In my search for looking for methods to control a midi synth like qsynth with the midi-pad, I found a tool that might come in handy. It's called PD or Pure Data and it's is a group of open source software and libs. At first looking at what it does it seems it has so many uses that it becomes hard to get a full understanding of what it is or what it does. My first impression is that it would provide a method to prototype how we want any input of data to manipulate sound. As this is much of what we want to do is map methods of how touching the surface of a touch-pad with multi-touch X,Y,Z data output, And how we want this output to effect the output of our musical instrument sound output. At first glance PD (Pure Data) looked to be perfect for this task, but with longer analysis it looks to have some weakness in that it may not work in real-time as needed for a real-time playable live instrument that I had planed for the midi-pad or tactilemusic-pad to be. But I still think it would be perfect in the design stage at least to try different methods of touch-pad mapping and as a method of illustrating how a midi-pad implementation would work. At some point in the future (or maybe even now) I should also assume that computers will become fast enough to possibly use PD or it's scripts or programs in real-time, when faster inexpensive computers become available. Otherwise I think when a method or methods of mapping are chosen to become real-time candidates of a midi-pad instrument configuration, that the PD scripts would have to be compiled into something that can run in real-time on inexpensive hardware ether in a C++ or asm, or even into hardware DSP (Digital Signal Processor) or asic designs depending on the complexity of the script and the amount of money you had to spend. I will begin to play with PD (Pure Data) and find out how we can best make use of it in this project. Minimally as an illustrator so we can actually demonstrate the operation and hear sound output of a midi-pad even without having one or without even having any touch-pad at all with simulated input. To get a basic understanding of what PD is and what it can do here is a video of a simple application of a PD script and how it can be manipulated in real-time with a resulting in changes in sound output in this example.
another good example of the basics in programming in PD seen in this video:
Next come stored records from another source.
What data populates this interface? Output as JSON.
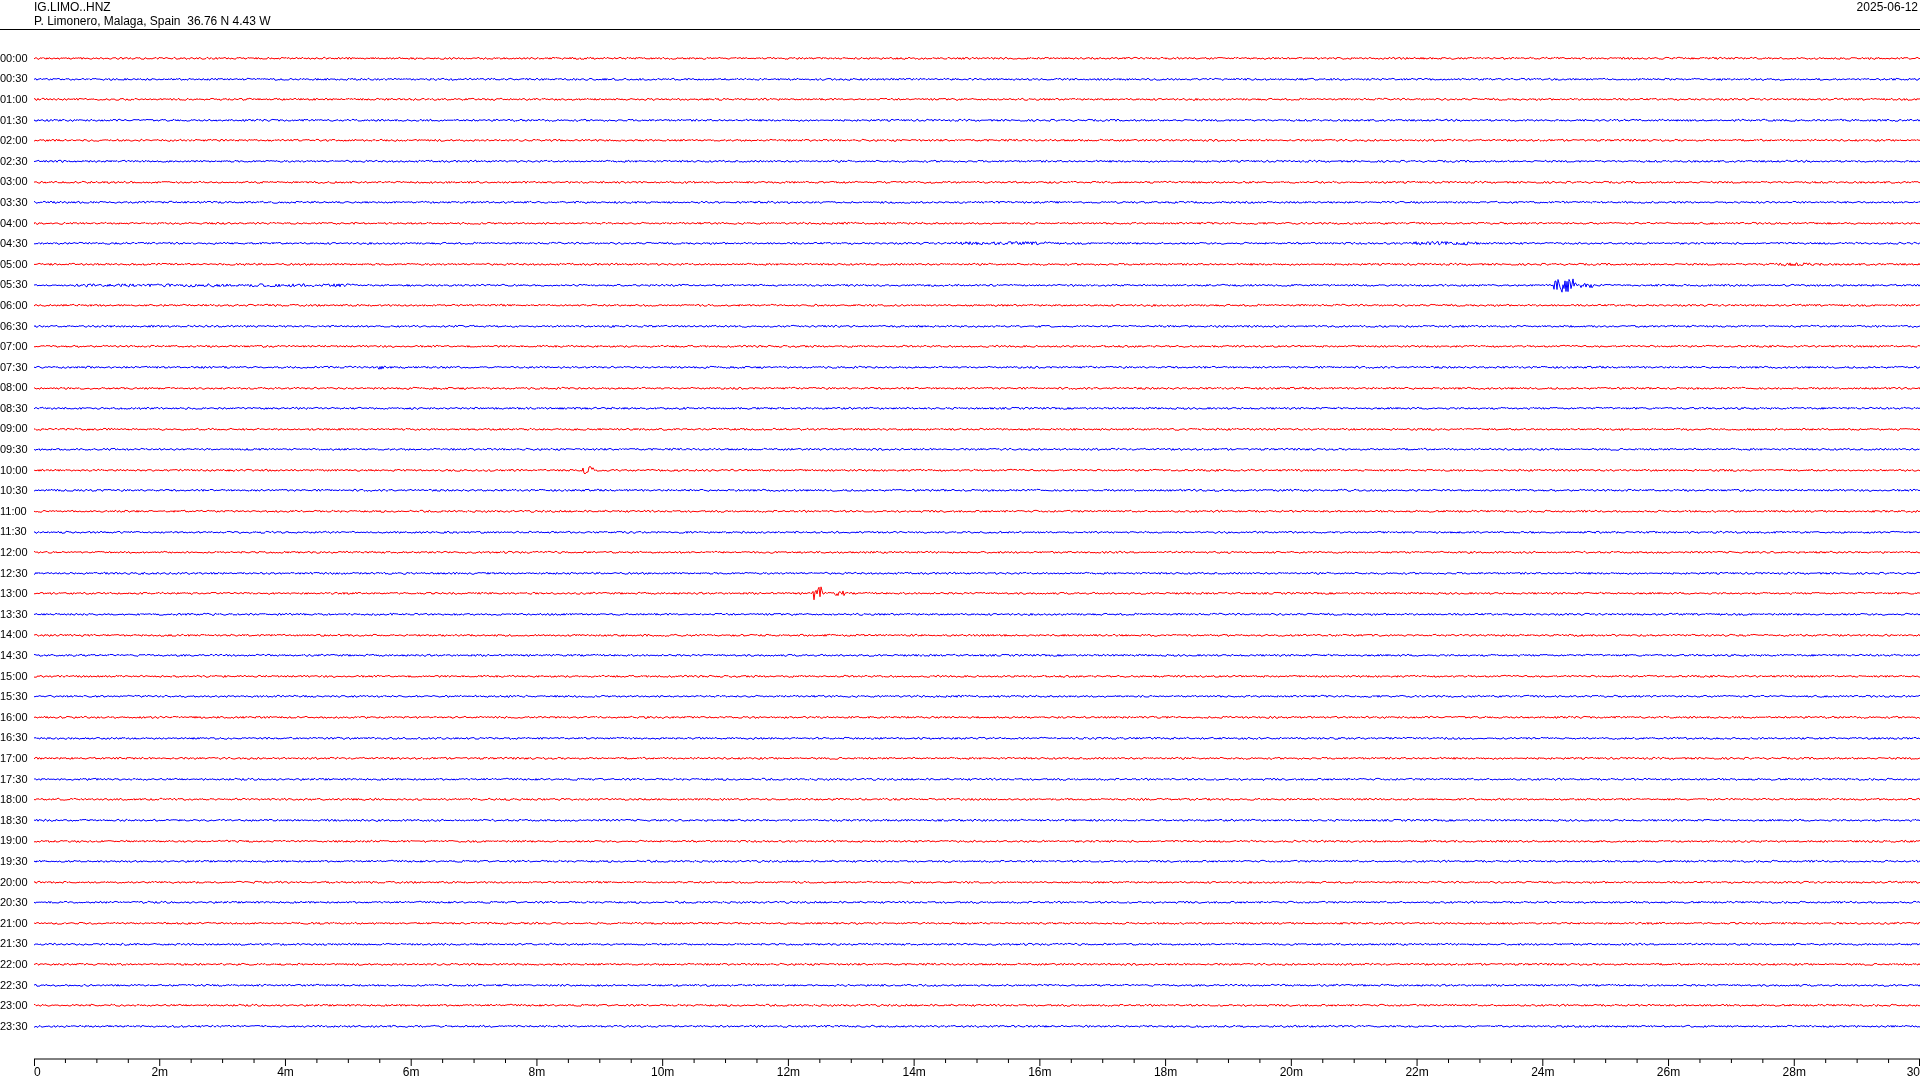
{
  "header": {
    "station": "IG.LIMO..HNZ",
    "location": "P. Limonero, Malaga, Spain  36.76 N 4.43 W",
    "date": "2025-06-12"
  },
  "rows": [
    {
      "label": "00:00",
      "color": "#ff0000"
    },
    {
      "label": "00:30",
      "color": "#0000ff"
    },
    {
      "label": "01:00",
      "color": "#ff0000"
    },
    {
      "label": "01:30",
      "color": "#0000ff"
    },
    {
      "label": "02:00",
      "color": "#ff0000"
    },
    {
      "label": "02:30",
      "color": "#0000ff"
    },
    {
      "label": "03:00",
      "color": "#ff0000"
    },
    {
      "label": "03:30",
      "color": "#0000ff"
    },
    {
      "label": "04:00",
      "color": "#ff0000"
    },
    {
      "label": "04:30",
      "color": "#0000ff"
    },
    {
      "label": "05:00",
      "color": "#ff0000"
    },
    {
      "label": "05:30",
      "color": "#0000ff"
    },
    {
      "label": "06:00",
      "color": "#ff0000"
    },
    {
      "label": "06:30",
      "color": "#0000ff"
    },
    {
      "label": "07:00",
      "color": "#ff0000"
    },
    {
      "label": "07:30",
      "color": "#0000ff"
    },
    {
      "label": "08:00",
      "color": "#ff0000"
    },
    {
      "label": "08:30",
      "color": "#0000ff"
    },
    {
      "label": "09:00",
      "color": "#ff0000"
    },
    {
      "label": "09:30",
      "color": "#0000ff"
    },
    {
      "label": "10:00",
      "color": "#ff0000"
    },
    {
      "label": "10:30",
      "color": "#0000ff"
    },
    {
      "label": "11:00",
      "color": "#ff0000"
    },
    {
      "label": "11:30",
      "color": "#0000ff"
    },
    {
      "label": "12:00",
      "color": "#ff0000"
    },
    {
      "label": "12:30",
      "color": "#0000ff"
    },
    {
      "label": "13:00",
      "color": "#ff0000"
    },
    {
      "label": "13:30",
      "color": "#0000ff"
    },
    {
      "label": "14:00",
      "color": "#ff0000"
    },
    {
      "label": "14:30",
      "color": "#0000ff"
    },
    {
      "label": "15:00",
      "color": "#ff0000"
    },
    {
      "label": "15:30",
      "color": "#0000ff"
    },
    {
      "label": "16:00",
      "color": "#ff0000"
    },
    {
      "label": "16:30",
      "color": "#0000ff"
    },
    {
      "label": "17:00",
      "color": "#ff0000"
    },
    {
      "label": "17:30",
      "color": "#0000ff"
    },
    {
      "label": "18:00",
      "color": "#ff0000"
    },
    {
      "label": "18:30",
      "color": "#0000ff"
    },
    {
      "label": "19:00",
      "color": "#ff0000"
    },
    {
      "label": "19:30",
      "color": "#0000ff"
    },
    {
      "label": "20:00",
      "color": "#ff0000"
    },
    {
      "label": "20:30",
      "color": "#0000ff"
    },
    {
      "label": "21:00",
      "color": "#ff0000"
    },
    {
      "label": "21:30",
      "color": "#0000ff"
    },
    {
      "label": "22:00",
      "color": "#ff0000"
    },
    {
      "label": "22:30",
      "color": "#0000ff"
    },
    {
      "label": "23:00",
      "color": "#ff0000"
    },
    {
      "label": "23:30",
      "color": "#0000ff"
    }
  ],
  "time_axis": {
    "labels": [
      "0",
      "2m",
      "4m",
      "6m",
      "8m",
      "10m",
      "12m",
      "14m",
      "16m",
      "18m",
      "20m",
      "22m",
      "24m",
      "26m",
      "28m",
      "30"
    ]
  }
}
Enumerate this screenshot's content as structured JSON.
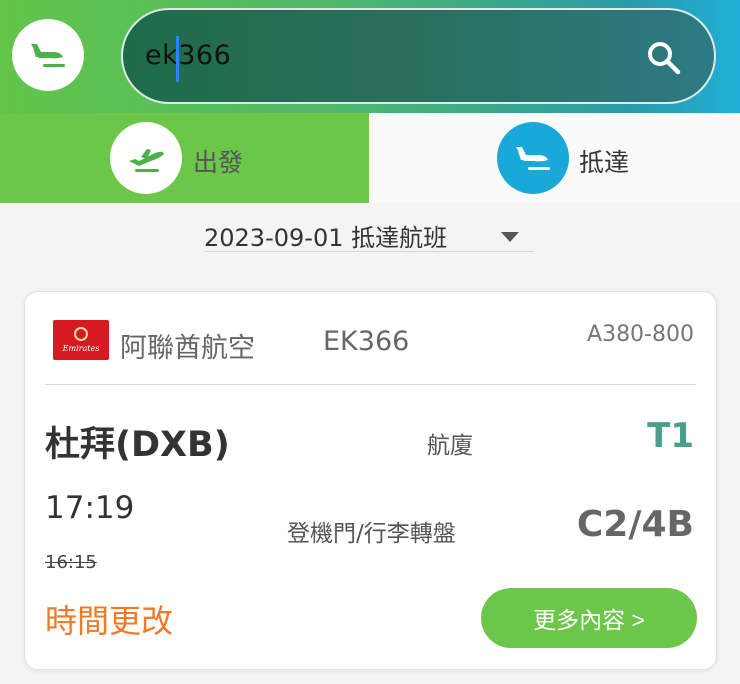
{
  "header": {
    "logo_icon": "plane-landing-icon",
    "search": {
      "value": "ek366",
      "icon": "search-icon"
    }
  },
  "tabs": [
    {
      "label": "出發",
      "icon": "plane-departure-icon",
      "active": false
    },
    {
      "label": "抵達",
      "icon": "plane-arrival-icon",
      "active": true
    }
  ],
  "date_selector": {
    "value": "2023-09-01  抵達航班",
    "icon": "dropdown-arrow-icon"
  },
  "flight": {
    "airline_logo_text": "Emirates",
    "airline": "阿聯酋航空",
    "flight_no": "EK366",
    "aircraft": "A380-800",
    "origin": "杜拜(DXB)",
    "terminal_label": "航廈",
    "terminal": "T1",
    "time_new": "17:19",
    "time_old": "16:15",
    "gate_label": "登機門/行李轉盤",
    "gate": "C2/4B",
    "status": "時間更改",
    "more_label": "更多內容 >"
  },
  "colors": {
    "green": "#6cc64a",
    "blue": "#18a9d8",
    "teal_value": "#4a9e8c",
    "status_orange": "#f07a25"
  }
}
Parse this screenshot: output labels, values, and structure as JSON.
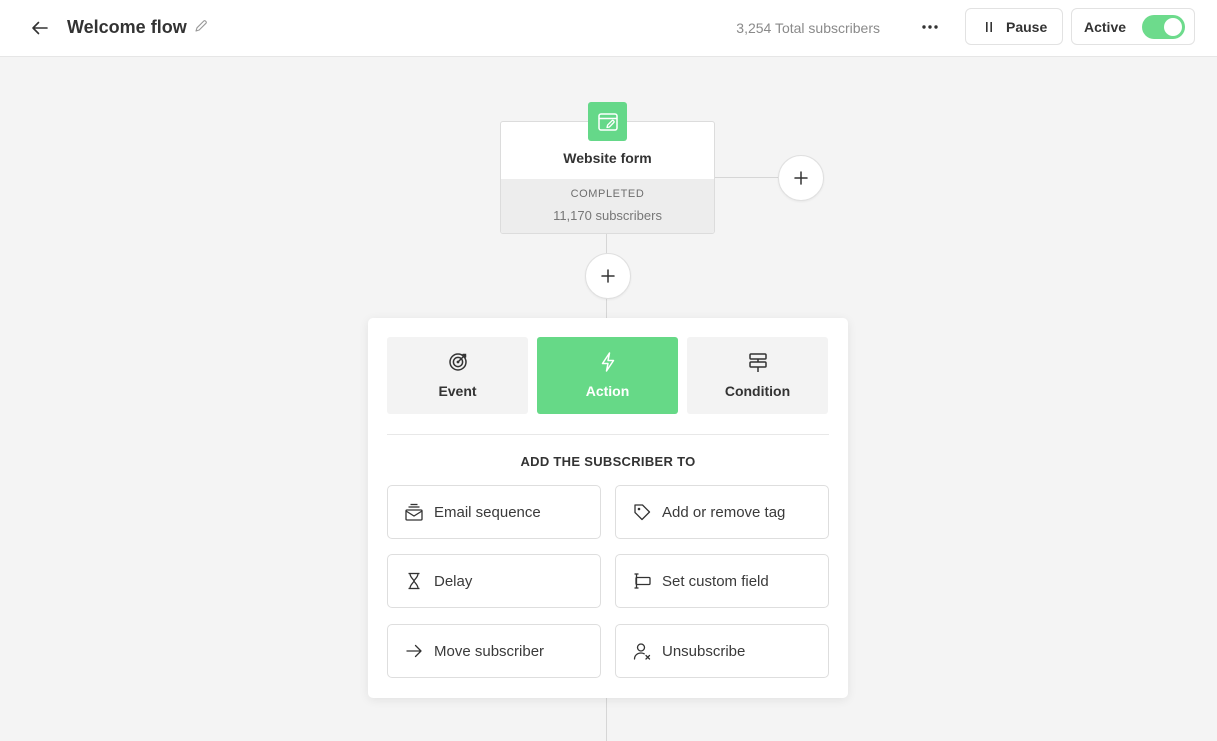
{
  "header": {
    "title": "Welcome flow",
    "subscriber_count": "3,254 Total subscribers",
    "pause_label": "Pause",
    "active_label": "Active",
    "active_on": true
  },
  "colors": {
    "accent": "#66d987",
    "toggle_on": "#6ddb8c"
  },
  "trigger": {
    "icon": "website-form-icon",
    "title": "Website form",
    "status": "COMPLETED",
    "count": "11,170 subscribers"
  },
  "picker": {
    "tabs": [
      {
        "label": "Event",
        "icon": "target-icon",
        "selected": false
      },
      {
        "label": "Action",
        "icon": "lightning-icon",
        "selected": true
      },
      {
        "label": "Condition",
        "icon": "signpost-icon",
        "selected": false
      }
    ],
    "heading": "ADD THE SUBSCRIBER TO",
    "options": [
      {
        "label": "Email sequence",
        "icon": "email-sequence-icon"
      },
      {
        "label": "Add or remove tag",
        "icon": "tag-icon"
      },
      {
        "label": "Delay",
        "icon": "hourglass-icon"
      },
      {
        "label": "Set custom field",
        "icon": "custom-field-icon"
      },
      {
        "label": "Move subscriber",
        "icon": "arrow-right-icon"
      },
      {
        "label": "Unsubscribe",
        "icon": "user-remove-icon"
      }
    ]
  }
}
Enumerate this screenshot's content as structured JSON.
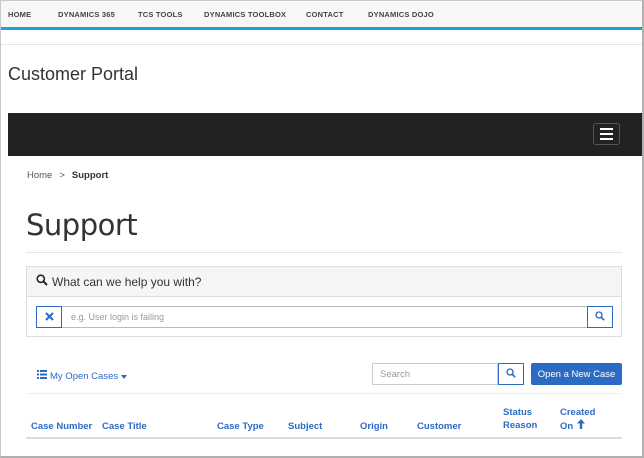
{
  "topnav": {
    "items": [
      "HOME",
      "DYNAMICS 365",
      "TCS TOOLS",
      "DYNAMICS TOOLBOX",
      "CONTACT",
      "DYNAMICS DOJO"
    ]
  },
  "site": {
    "title": "Customer Portal"
  },
  "breadcrumb": {
    "home": "Home",
    "separator": ">",
    "current": "Support"
  },
  "page": {
    "title": "Support"
  },
  "kb_search": {
    "question": "What can we help you with?",
    "placeholder": "e.g. User login is failing"
  },
  "cases": {
    "view_label": "My Open Cases",
    "search_placeholder": "Search",
    "new_case_label": "Open a New Case",
    "columns": [
      {
        "line1": "Case Number",
        "line2": ""
      },
      {
        "line1": "Case Title",
        "line2": ""
      },
      {
        "line1": "Case Type",
        "line2": ""
      },
      {
        "line1": "Subject",
        "line2": ""
      },
      {
        "line1": "Origin",
        "line2": ""
      },
      {
        "line1": "Customer",
        "line2": ""
      },
      {
        "line1": "Status",
        "line2": "Reason"
      },
      {
        "line1": "Created",
        "line2": "On"
      }
    ]
  },
  "colors": {
    "accent": "#1ea0d9",
    "primary": "#2b6bc6",
    "dark_bar": "#222222"
  }
}
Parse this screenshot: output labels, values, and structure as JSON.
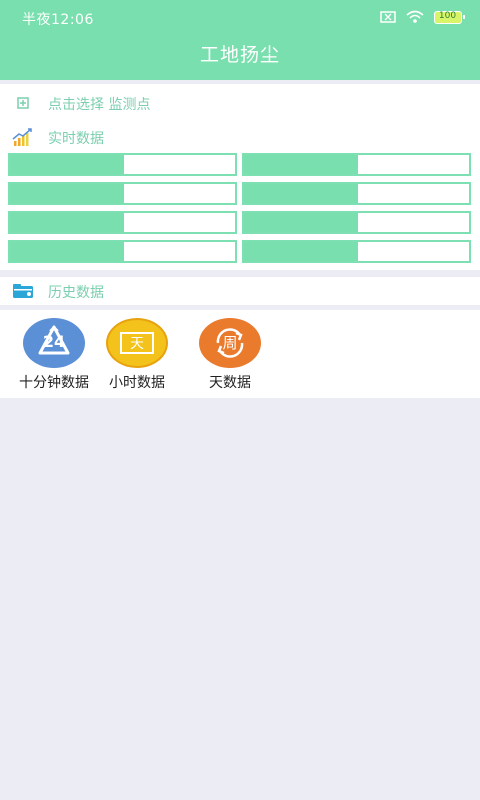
{
  "status": {
    "time": "半夜12:06",
    "battery": "100"
  },
  "header": {
    "title": "工地扬尘"
  },
  "monitor": {
    "select_label": "点击选择 监测点"
  },
  "realtime": {
    "label": "实时数据"
  },
  "history": {
    "label": "历史数据"
  },
  "apps": [
    {
      "label": "十分钟数据",
      "glyph": "24",
      "color": "#5b8fd6",
      "icon": "recycle-24-icon"
    },
    {
      "label": "小时数据",
      "glyph": "天",
      "color": "#f3c21b",
      "icon": "day-screen-icon"
    },
    {
      "label": "天数据",
      "glyph": "周",
      "color": "#ea7a2c",
      "icon": "week-cycle-icon"
    }
  ],
  "colors": {
    "accent": "#79dfae",
    "background": "#ececf4"
  }
}
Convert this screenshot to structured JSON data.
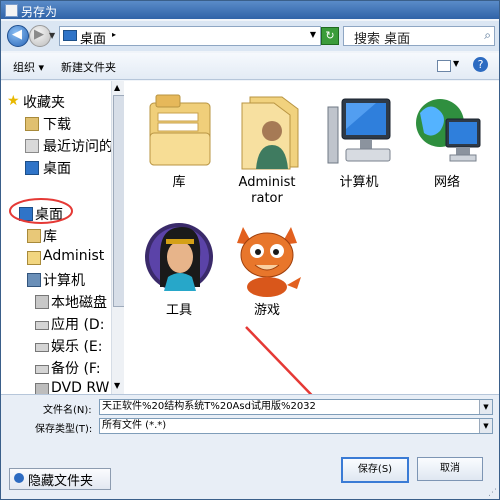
{
  "window": {
    "title": "另存为"
  },
  "address": {
    "path": "桌面",
    "search_placeholder": "搜索 桌面"
  },
  "toolbar": {
    "organize": "组织",
    "new_folder": "新建文件夹"
  },
  "sidebar": {
    "favorites": "收藏夹",
    "items": [
      {
        "label": "下载",
        "icon": "download-folder-icon"
      },
      {
        "label": "最近访问的",
        "icon": "recent-places-icon"
      },
      {
        "label": "桌面",
        "icon": "desktop-icon"
      }
    ],
    "tree": [
      {
        "label": "桌面",
        "icon": "desktop-icon"
      },
      {
        "label": "库",
        "icon": "library-icon"
      },
      {
        "label": "Administ",
        "icon": "user-icon"
      },
      {
        "label": "计算机",
        "icon": "computer-icon"
      },
      {
        "label": "本地磁盘",
        "icon": "local-disk-icon"
      },
      {
        "label": "应用 (D:",
        "icon": "drive-icon"
      },
      {
        "label": "娱乐 (E:",
        "icon": "drive-icon"
      },
      {
        "label": "备份 (F:",
        "icon": "drive-icon"
      },
      {
        "label": "DVD RW",
        "icon": "dvd-icon"
      }
    ]
  },
  "content": {
    "items": [
      {
        "label": "库",
        "icon": "libraries-folder-icon"
      },
      {
        "label": "Administ\nrator",
        "icon": "user-folder-icon"
      },
      {
        "label": "计算机",
        "icon": "computer-icon"
      },
      {
        "label": "网络",
        "icon": "network-icon"
      },
      {
        "label": "工具",
        "icon": "tools-avatar-icon"
      },
      {
        "label": "游戏",
        "icon": "games-dragon-icon"
      }
    ]
  },
  "form": {
    "filename_label": "文件名(N):",
    "filename_value": "天正软件%20结构系统T%20Asd试用版%2032",
    "filetype_label": "保存类型(T):",
    "filetype_value": "所有文件 (*.*)"
  },
  "buttons": {
    "hide_folders": "隐藏文件夹",
    "save": "保存(S)",
    "cancel": "取消"
  },
  "colors": {
    "accent": "#2d6bc1",
    "annotation": "#e53935"
  }
}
I might also add that I see some talk of work on a PD compiler that would be a big benefit to us. This would make it possible to make a prototype in PD and later compile the code to get it to run in real-time as our touch-pad musical instrument. I see a lot of hope for such methods in the design of not only the tactile musical touch pad but in many other new musical instrument input devices and concepts of controlling the production of sound and music.